Quantum physics is the science that describes nature at its smallest atomic levels. But tiny subatomic happenings can have huge effects: Quantum theory describes the universe as one giant entangled system, where what happens in one corner of the world can simultaneously effect something else across the globe. While physically separate, humans and the world they live in are fundamentally inseparable, according to a quantum model of the universe.
It is therefore both unsurprising and yet paradoxical that populism—a political movement that supports the rights and power of ordinary citizens against a ruling elite—has sprung up across the globe. Unsurprising because a quantum perspective would tell us that a populist movement in one country could directly impact, even cause, one in another. And paradoxical because today’s populism is dividing peoples and states with an “us” versus “them” mentality, even though the basis of quantum physics—the very phenomenon that allows us to explain this current wave of populism—supports a holistic vision of the world.

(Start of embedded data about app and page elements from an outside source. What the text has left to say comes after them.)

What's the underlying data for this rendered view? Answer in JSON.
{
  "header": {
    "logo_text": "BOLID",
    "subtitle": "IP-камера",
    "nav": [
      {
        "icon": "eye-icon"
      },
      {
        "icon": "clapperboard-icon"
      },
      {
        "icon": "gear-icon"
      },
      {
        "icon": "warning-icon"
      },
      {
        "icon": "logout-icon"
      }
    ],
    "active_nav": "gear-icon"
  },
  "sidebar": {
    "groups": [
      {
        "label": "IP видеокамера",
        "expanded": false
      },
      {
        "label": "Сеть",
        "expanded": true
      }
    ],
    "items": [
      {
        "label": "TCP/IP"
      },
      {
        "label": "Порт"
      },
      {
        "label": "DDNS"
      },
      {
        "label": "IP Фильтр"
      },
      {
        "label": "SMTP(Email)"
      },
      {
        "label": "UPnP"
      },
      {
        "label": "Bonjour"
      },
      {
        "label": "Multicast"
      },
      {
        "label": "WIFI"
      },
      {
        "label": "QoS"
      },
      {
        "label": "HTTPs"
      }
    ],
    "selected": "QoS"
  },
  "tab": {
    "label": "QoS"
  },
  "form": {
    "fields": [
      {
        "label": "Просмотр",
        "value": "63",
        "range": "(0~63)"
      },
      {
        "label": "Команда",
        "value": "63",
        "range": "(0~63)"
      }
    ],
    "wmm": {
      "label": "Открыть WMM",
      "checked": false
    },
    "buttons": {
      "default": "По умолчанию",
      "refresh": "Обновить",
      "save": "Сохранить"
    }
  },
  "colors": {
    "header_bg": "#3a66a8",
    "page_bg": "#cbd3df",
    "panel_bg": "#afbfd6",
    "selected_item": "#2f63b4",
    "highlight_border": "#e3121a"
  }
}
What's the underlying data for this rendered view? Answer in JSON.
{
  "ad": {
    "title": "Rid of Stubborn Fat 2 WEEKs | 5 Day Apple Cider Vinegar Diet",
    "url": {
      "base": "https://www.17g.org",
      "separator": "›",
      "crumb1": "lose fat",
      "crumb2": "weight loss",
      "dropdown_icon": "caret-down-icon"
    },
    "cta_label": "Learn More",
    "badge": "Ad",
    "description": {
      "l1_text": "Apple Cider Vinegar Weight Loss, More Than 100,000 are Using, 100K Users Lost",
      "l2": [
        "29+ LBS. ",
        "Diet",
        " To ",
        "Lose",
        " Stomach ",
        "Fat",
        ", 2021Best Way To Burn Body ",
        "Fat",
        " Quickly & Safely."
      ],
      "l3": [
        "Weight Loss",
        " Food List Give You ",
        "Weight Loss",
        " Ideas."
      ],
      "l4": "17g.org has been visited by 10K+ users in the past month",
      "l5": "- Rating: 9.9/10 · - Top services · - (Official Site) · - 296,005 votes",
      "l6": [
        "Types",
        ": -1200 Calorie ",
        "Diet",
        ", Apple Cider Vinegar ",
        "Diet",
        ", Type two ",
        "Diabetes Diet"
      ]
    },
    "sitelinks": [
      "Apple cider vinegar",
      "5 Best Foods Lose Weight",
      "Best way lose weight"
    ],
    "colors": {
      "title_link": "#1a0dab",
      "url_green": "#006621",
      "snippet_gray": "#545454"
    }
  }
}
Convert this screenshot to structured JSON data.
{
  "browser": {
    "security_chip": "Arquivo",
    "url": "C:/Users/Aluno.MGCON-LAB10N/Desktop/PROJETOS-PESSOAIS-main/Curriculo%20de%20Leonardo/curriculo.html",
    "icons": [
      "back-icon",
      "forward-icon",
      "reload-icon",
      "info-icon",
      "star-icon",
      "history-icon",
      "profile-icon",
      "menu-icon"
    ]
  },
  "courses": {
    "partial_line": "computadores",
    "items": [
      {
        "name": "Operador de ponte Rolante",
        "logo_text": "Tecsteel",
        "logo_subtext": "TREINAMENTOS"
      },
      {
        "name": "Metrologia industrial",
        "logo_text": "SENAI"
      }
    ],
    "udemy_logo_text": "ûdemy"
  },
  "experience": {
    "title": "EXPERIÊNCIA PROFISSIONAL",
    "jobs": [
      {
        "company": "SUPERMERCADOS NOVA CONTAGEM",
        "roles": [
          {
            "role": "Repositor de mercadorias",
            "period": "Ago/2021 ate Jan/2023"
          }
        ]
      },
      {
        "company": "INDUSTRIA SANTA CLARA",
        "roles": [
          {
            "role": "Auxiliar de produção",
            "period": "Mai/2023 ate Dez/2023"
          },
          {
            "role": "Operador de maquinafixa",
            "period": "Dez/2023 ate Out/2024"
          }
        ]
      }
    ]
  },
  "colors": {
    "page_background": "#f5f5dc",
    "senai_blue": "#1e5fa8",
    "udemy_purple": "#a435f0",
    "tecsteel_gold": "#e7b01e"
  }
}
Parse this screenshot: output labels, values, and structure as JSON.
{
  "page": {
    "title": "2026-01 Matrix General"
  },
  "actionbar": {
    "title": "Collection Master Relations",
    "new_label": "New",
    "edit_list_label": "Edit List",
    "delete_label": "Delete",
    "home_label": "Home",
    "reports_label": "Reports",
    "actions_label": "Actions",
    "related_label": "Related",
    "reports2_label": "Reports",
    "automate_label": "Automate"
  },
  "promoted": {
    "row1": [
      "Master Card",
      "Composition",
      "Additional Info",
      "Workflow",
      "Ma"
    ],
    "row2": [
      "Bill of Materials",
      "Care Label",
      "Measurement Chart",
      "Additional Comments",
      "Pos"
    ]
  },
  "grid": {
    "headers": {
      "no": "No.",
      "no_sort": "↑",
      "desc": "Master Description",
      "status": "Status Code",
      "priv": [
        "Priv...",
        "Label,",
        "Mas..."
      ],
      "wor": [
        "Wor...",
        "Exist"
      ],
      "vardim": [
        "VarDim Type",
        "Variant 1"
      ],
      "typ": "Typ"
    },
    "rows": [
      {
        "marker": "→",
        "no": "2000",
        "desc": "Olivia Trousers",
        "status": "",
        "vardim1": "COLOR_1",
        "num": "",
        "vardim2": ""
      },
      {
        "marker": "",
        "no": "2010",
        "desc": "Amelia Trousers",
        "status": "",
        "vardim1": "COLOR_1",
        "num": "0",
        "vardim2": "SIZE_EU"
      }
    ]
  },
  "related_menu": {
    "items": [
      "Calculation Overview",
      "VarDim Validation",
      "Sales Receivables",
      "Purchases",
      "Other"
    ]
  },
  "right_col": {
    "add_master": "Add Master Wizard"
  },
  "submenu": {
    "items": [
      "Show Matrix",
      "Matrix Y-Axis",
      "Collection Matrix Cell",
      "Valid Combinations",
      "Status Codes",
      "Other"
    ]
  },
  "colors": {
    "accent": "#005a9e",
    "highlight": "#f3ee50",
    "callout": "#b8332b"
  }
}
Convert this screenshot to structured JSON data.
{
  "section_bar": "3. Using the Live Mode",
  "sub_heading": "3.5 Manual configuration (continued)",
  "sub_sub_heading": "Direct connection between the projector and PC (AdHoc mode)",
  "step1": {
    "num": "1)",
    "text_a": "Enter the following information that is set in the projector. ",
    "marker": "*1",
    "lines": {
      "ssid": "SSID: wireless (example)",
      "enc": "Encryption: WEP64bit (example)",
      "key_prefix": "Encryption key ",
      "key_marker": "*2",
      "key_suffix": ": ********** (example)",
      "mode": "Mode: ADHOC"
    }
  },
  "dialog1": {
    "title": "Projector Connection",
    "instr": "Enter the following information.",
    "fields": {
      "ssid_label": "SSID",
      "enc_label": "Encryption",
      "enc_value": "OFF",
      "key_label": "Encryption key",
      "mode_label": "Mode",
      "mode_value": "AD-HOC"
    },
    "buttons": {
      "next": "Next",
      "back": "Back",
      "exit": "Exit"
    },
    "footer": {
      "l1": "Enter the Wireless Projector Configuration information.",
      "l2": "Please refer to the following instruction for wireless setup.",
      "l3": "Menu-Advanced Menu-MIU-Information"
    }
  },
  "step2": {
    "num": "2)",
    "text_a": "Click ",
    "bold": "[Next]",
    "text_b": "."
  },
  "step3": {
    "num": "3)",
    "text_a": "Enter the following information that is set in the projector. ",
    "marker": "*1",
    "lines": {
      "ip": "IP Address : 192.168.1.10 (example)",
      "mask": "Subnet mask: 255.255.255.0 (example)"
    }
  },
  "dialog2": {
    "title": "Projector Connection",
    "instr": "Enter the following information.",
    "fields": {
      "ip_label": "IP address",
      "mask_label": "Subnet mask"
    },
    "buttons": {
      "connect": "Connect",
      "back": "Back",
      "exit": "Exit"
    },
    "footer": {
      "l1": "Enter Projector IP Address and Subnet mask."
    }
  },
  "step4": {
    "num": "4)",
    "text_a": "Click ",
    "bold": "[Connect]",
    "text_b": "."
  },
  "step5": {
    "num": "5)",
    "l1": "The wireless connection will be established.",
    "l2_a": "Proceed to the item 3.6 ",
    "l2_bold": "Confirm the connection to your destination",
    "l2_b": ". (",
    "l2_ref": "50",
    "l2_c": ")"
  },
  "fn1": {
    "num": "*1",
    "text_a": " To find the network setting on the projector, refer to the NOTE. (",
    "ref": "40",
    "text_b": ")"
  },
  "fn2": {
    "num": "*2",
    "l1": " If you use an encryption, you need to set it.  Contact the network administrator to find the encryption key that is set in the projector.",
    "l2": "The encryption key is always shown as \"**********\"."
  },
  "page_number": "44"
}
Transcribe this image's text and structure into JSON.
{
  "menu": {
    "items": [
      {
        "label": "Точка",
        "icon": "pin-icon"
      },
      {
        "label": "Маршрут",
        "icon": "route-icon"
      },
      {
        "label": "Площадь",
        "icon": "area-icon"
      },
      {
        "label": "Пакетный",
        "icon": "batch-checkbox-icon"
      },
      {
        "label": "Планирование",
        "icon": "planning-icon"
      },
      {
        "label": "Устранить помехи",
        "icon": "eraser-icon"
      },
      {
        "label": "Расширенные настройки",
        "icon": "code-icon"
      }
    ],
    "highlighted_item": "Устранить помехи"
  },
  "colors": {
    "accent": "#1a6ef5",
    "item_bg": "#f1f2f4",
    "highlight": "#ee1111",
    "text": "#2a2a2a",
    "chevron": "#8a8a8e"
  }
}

Over the past decade, populist political parties have gained power in very different countries: the United States, with the surprise election of president Donald Trump; the UK, where the Independence Party campaigned successfully for pulling the country out of the European Union; Italy, where two anti-establishment groups, the Five Star Movement and the League, are now trying to form a coalition government; and Venezuela, with president Nicolás Maduro continuing to cling to power even though his country’s economy is failing.